A friend and fellow writer shared with me a beautiful piece she wrote about gray hair. She welcomed her first gray hair as a sign of possible wisdom when she was a sophomore in college. Ten years later, she started dying her hair because she didn’t want to be wise, she wanted to be sexy. Now she is dying a full head of gray hair every four weeks. She is exploring the possible, painful process of letting her hair go gray. Her writing about her relationship with her hair was a brilliant mix of personal and political with an honest combination of anger and sadness.
I made her cry.
I pushed her, in her writing, to keep exploring what was going on under the surface. To explore her anger, to explore her sadness. I could tell there was so much more than what she had written. She burst into tears.

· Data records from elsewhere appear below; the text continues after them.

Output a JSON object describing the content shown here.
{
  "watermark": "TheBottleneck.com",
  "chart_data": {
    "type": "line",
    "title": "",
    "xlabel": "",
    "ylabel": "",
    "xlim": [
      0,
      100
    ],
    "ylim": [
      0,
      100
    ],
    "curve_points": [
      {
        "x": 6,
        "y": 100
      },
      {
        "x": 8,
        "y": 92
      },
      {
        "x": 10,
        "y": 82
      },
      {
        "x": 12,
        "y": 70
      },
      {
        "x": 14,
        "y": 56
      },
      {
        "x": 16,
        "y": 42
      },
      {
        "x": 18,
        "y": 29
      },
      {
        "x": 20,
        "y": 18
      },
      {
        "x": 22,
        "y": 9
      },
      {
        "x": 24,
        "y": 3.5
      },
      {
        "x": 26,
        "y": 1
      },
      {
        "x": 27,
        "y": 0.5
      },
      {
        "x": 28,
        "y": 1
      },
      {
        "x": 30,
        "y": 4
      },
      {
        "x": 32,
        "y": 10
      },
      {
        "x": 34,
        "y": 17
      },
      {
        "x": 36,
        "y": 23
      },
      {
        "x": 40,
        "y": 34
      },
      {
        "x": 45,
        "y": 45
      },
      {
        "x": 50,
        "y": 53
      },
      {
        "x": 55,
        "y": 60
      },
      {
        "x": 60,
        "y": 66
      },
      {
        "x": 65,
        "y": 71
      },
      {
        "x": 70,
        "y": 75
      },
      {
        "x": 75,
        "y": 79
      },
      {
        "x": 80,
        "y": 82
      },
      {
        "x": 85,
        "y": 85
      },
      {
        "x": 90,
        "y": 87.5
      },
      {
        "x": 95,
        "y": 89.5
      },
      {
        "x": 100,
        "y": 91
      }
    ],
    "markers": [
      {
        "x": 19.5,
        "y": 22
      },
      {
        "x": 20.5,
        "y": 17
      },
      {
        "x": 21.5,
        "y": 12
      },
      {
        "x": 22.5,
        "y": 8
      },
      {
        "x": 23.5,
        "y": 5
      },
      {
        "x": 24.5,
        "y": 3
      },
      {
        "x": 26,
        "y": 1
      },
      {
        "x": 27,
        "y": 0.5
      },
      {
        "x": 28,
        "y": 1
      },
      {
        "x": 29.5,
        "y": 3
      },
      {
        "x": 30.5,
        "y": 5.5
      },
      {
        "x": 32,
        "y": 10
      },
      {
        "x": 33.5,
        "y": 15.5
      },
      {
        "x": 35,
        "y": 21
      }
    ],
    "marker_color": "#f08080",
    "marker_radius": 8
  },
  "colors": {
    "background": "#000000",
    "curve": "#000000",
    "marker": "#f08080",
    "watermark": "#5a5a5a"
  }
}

She told about her aunt, a powerful CEO in Europe with a regal head of grey hair. My friend used to be on the same path as her aunt. After getting her MBA at Harvard, she went on to run her own company. When she got pregnant with her son, she had a nanny lined up. But she couldn’t do it. She quit her job and stayed at home with her son, and then her daughter. Her son is now twelve, her daughter nine. They are fascinating, gorgeous kids. She has no regrets about walking away from professional power to raise them. But she admitted, “I look at my aunt and know that she deserves her wise, gray locks. I realize I don’t think I have accomplished enough in life to have gray hair. I don’t feel like I have earned it. That is why I am scared of going gray.”